First of all, thank you to each of you who took the time to leave a comment on my last musings post. I have been thinking a lot about the comments on my first post on the poetics of social media where I asked: “Does the imperative for immediacy in a media-saturated landscape mean that visual cues and language need to be simplistic and reductive to grab attention?”
The comments were erudite and provided me many new directions. The notion of acceleration appears to be at the heart of social media. Again it is a question of time. The idea that we are overwhelmed by information in our everyday lives is not new. Richard Wurman wrote an excellent book on this very topic back in 2000 called Information Anxiety 2. His focus was on information architecture and good design. I feel that while good design can help, it is not a solution to this wicked problem. Actually, I think design may be a part of the problem.
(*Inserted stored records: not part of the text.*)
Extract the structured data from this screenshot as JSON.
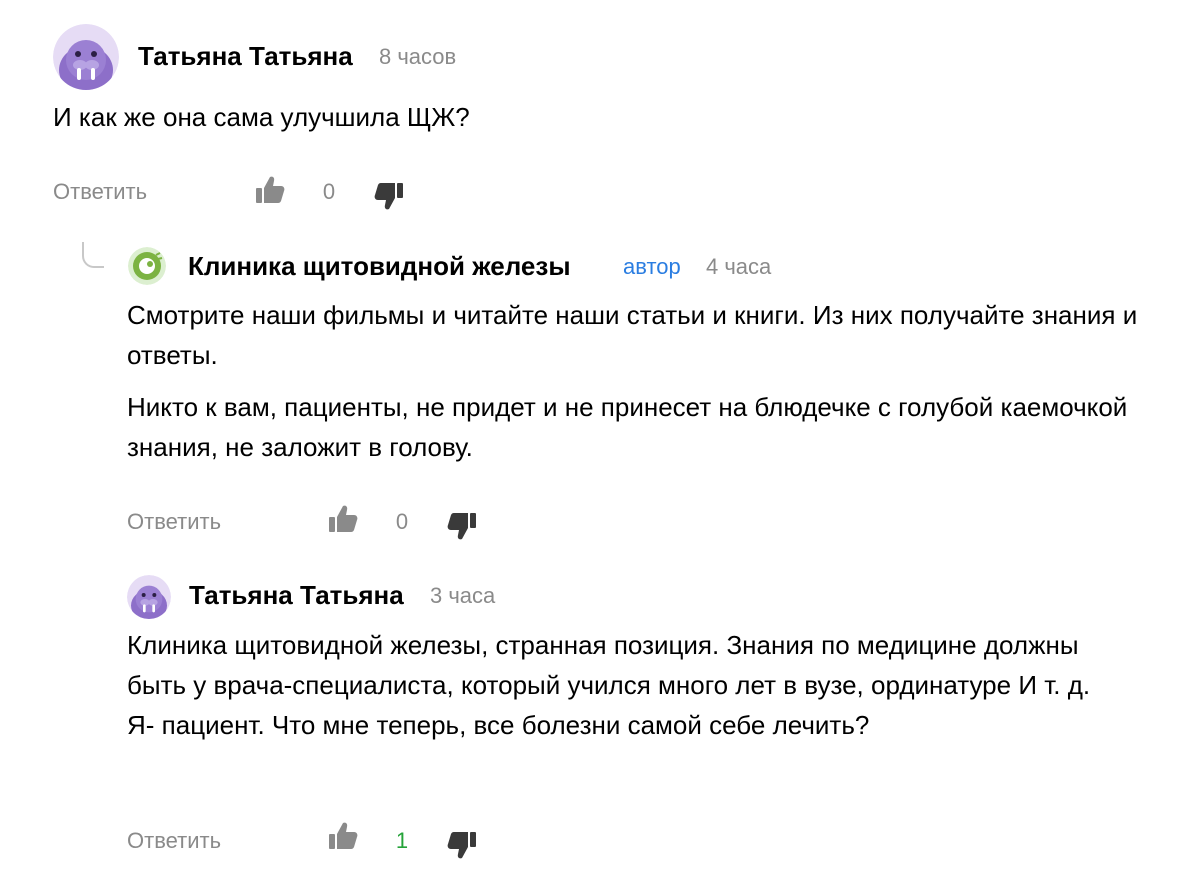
{
  "comments": [
    {
      "author": "Татьяна Татьяна",
      "time": "8 часов",
      "avatar_icon": "walrus-avatar-icon",
      "paragraphs": [
        "И как же она сама улучшила ЩЖ?"
      ],
      "reply_label": "Ответить",
      "likes": "0"
    },
    {
      "author": "Клиника щитовидной железы",
      "author_badge": "автор",
      "time": "4 часа",
      "avatar_icon": "clinic-logo-icon",
      "paragraphs": [
        "Смотрите наши фильмы и читайте наши статьи и книги. Из них получайте знания и ответы.",
        "Никто к вам, пациенты, не придет и не принесет на блюдечке с голубой каемочкой знания, не заложит в голову."
      ],
      "reply_label": "Ответить",
      "likes": "0"
    },
    {
      "author": "Татьяна Татьяна",
      "time": "3 часа",
      "avatar_icon": "walrus-avatar-icon",
      "paragraphs": [
        "Клиника щитовидной железы, странная позиция. Знания по медицине должны быть у врача-специалиста, который учился много лет в вузе, ординатуре И т. д. Я- пациент. Что мне теперь, все болезни самой себе лечить?"
      ],
      "reply_label": "Ответить",
      "likes": "1"
    }
  ],
  "colors": {
    "meta_gray": "#8a8a8a",
    "author_badge_blue": "#2a7de1",
    "positive_score_green": "#25a339",
    "avatar_purple": "#8d6fc9",
    "avatar_bg": "#e6dcf5",
    "clinic_green": "#7cb342"
  }
}
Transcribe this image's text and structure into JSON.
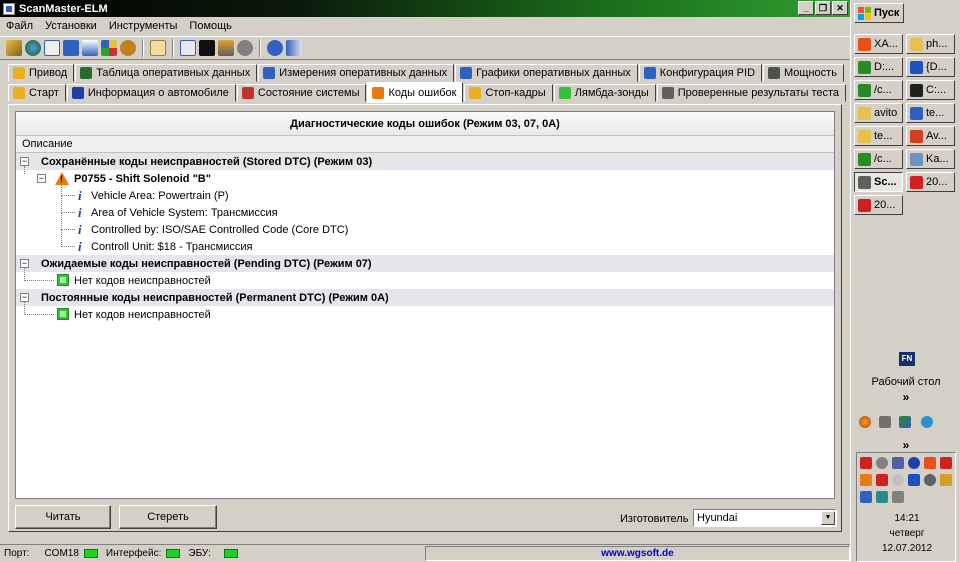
{
  "window": {
    "title": "ScanMaster-ELM",
    "menu": [
      "Файл",
      "Установки",
      "Инструменты",
      "Помощь"
    ]
  },
  "tabs": {
    "row1": [
      {
        "label": "Привод",
        "icon": "drive-icon",
        "color": "#e8b020"
      },
      {
        "label": "Таблица оперативных данных",
        "icon": "table-icon",
        "color": "#2a6a2a"
      },
      {
        "label": "Измерения оперативных данных",
        "icon": "gauge-icon",
        "color": "#3060c0"
      },
      {
        "label": "Графики оперативных данных",
        "icon": "graph-icon",
        "color": "#3060c0"
      },
      {
        "label": "Конфигурация PID",
        "icon": "config-icon",
        "color": "#3060c0"
      },
      {
        "label": "Мощность",
        "icon": "power-icon",
        "color": "#505050"
      }
    ],
    "row2": [
      {
        "label": "Старт",
        "icon": "start-icon",
        "color": "#e8b020"
      },
      {
        "label": "Информация о автомобиле",
        "icon": "info-icon",
        "color": "#1f3fa8"
      },
      {
        "label": "Состояние системы",
        "icon": "status-icon",
        "color": "#c03030"
      },
      {
        "label": "Коды ошибок",
        "icon": "warning-icon",
        "color": "#e87a10"
      },
      {
        "label": "Стоп-кадры",
        "icon": "freeze-icon",
        "color": "#e8b020"
      },
      {
        "label": "Лямбда-зонды",
        "icon": "lambda-icon",
        "color": "#38c038"
      },
      {
        "label": "Проверенные результаты теста",
        "icon": "test-icon",
        "color": "#606060"
      }
    ],
    "active": "Коды ошибок"
  },
  "dtc": {
    "title": "Диагностические коды ошибок (Режим 03, 07, 0A)",
    "column": "Описание",
    "stored": {
      "header": "Сохранённые коды неисправностей (Stored DTC) (Режим 03)",
      "code": "P0755 - Shift Solenoid \"B\"",
      "details": [
        "Vehicle Area: Powertrain (P)",
        "Area of Vehicle System: Трансмиссия",
        "Controlled by: ISO/SAE Controlled Code (Core DTC)",
        "Controll Unit: $18 - Трансмиссия"
      ]
    },
    "pending": {
      "header": "Ожидаемые коды неисправностей (Pending DTC) (Режим 07)",
      "item": "Нет кодов неисправностей"
    },
    "permanent": {
      "header": "Постоянные коды неисправностей (Permanent DTC) (Режим 0A)",
      "item": "Нет кодов неисправностей"
    }
  },
  "buttons": {
    "read": "Читать",
    "clear": "Стереть"
  },
  "manufacturer": {
    "label": "Изготовитель",
    "value": "Hyundai"
  },
  "statusbar": {
    "port_label": "Порт:",
    "port": "COM18",
    "interface_label": "Интерфейс:",
    "ecu_label": "ЭБУ:",
    "url": "www.wgsoft.de"
  },
  "taskbar": {
    "start": "Пуск",
    "buttons": [
      {
        "label": "XA...",
        "color": "#e8501a"
      },
      {
        "label": "ph...",
        "color": "#e8c050"
      },
      {
        "label": "D:...",
        "color": "#2a8a2a"
      },
      {
        "label": "{D...",
        "color": "#2050c0"
      },
      {
        "label": "/c...",
        "color": "#2a8a2a"
      },
      {
        "label": "C:...",
        "color": "#202020"
      },
      {
        "label": "avito",
        "color": "#e8c050"
      },
      {
        "label": "te...",
        "color": "#3060c0"
      },
      {
        "label": "te...",
        "color": "#e8c050"
      },
      {
        "label": "Av...",
        "color": "#d04020"
      },
      {
        "label": "/c...",
        "color": "#2a8a2a"
      },
      {
        "label": "Ka...",
        "color": "#7090c0"
      },
      {
        "label": "Sc...",
        "color": "#606060"
      },
      {
        "label": "20...",
        "color": "#d02020"
      },
      {
        "label": "20...",
        "color": "#d02020"
      }
    ],
    "fn": "FN",
    "desktop": "Рабочий стол",
    "chevron": "»",
    "time": "14:21",
    "day": "четверг",
    "date": "12.07.2012"
  }
}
The problem lies much deeper as pointed out by _Monocle_ :
“I think the question – and I don’t have an answer – is whether the acceleration and homogenization and simplification forces we see now are _greater_ than they’ve been in the past and if so, are they actually more dangerous. Or is it just a faster evolving system to the next thing?”
I feel this question is tied in to an observation made by ZeWitness: “Reader frustration due to being overwhelmed is a reality.” Feelings of overwhelming quantities is a question of time and acceleration as well as of trying to navigate through space.
The Xtraman said, “the shallow worship of hits and numbers of followers is diluting worthwhile content, which is being sacrificed in the name of immediacy. It’s dumbing down by any other name.”
Jim Lawrence said, “The trick is not to treat your blog as a sausage machine but as a space where you can think, imagine and create. I would rather write something good that is only read by a few people than churn out any old nonsense just for the sake of pandering to a mass readership.”
I wonder, then, if by participating in social media, are we guilty of being a part of a massive production line, feeding on itself where there is no time for thinking about quality, aesthetics and poetics, and does this really matter? My gut response is yes, we should make time to think about quality because while difficult to measure and define, it does matter a great deal, to me, anyway.
The terms ‘social media’ and ‘content’ are reductivist shorthand. By using them I have fallen prey to the forces of homogenization and simplification. However, before I unpack these terms, I want to take the time to digress and step back to look at the socio-historical context within which I live. We are operating in a world that is driven by discourses of globalization, consumerism and commodification. Some would call it late capitalism, others see a new Middle Ages approaching. We have seen the disruption of the Western canon and the rise of relativism in art with the appearance of artists such as Damian Hirst. The canonisation of literature is now driven by huge publishing houses.
I recently watched a video of lecture by Ed Soja. It is a discussion of the Portman’s Bonaventura Hotel in LA. The gist of the interview was that these spaces are designed to emphasize the spatial over the temporal in order to set up a new set of relations with the experiencing subject to seduce them into submitting to authority. The spatiality of postmodernity is fragmented, disorienting thus making us more willing to submit to authoritative controls in order to ease our discomfort. The ubiquity of surveillance technologies is another indicator of our submission. I feel this also applies to our virtual spaces including social media where again the spatial is privileged over the temporal.
Perhaps being lost is something we should embrace with enthusiasm rather than searching for compasses and submitting to controls in order to avoid feelings of dislocation and associated discomfort.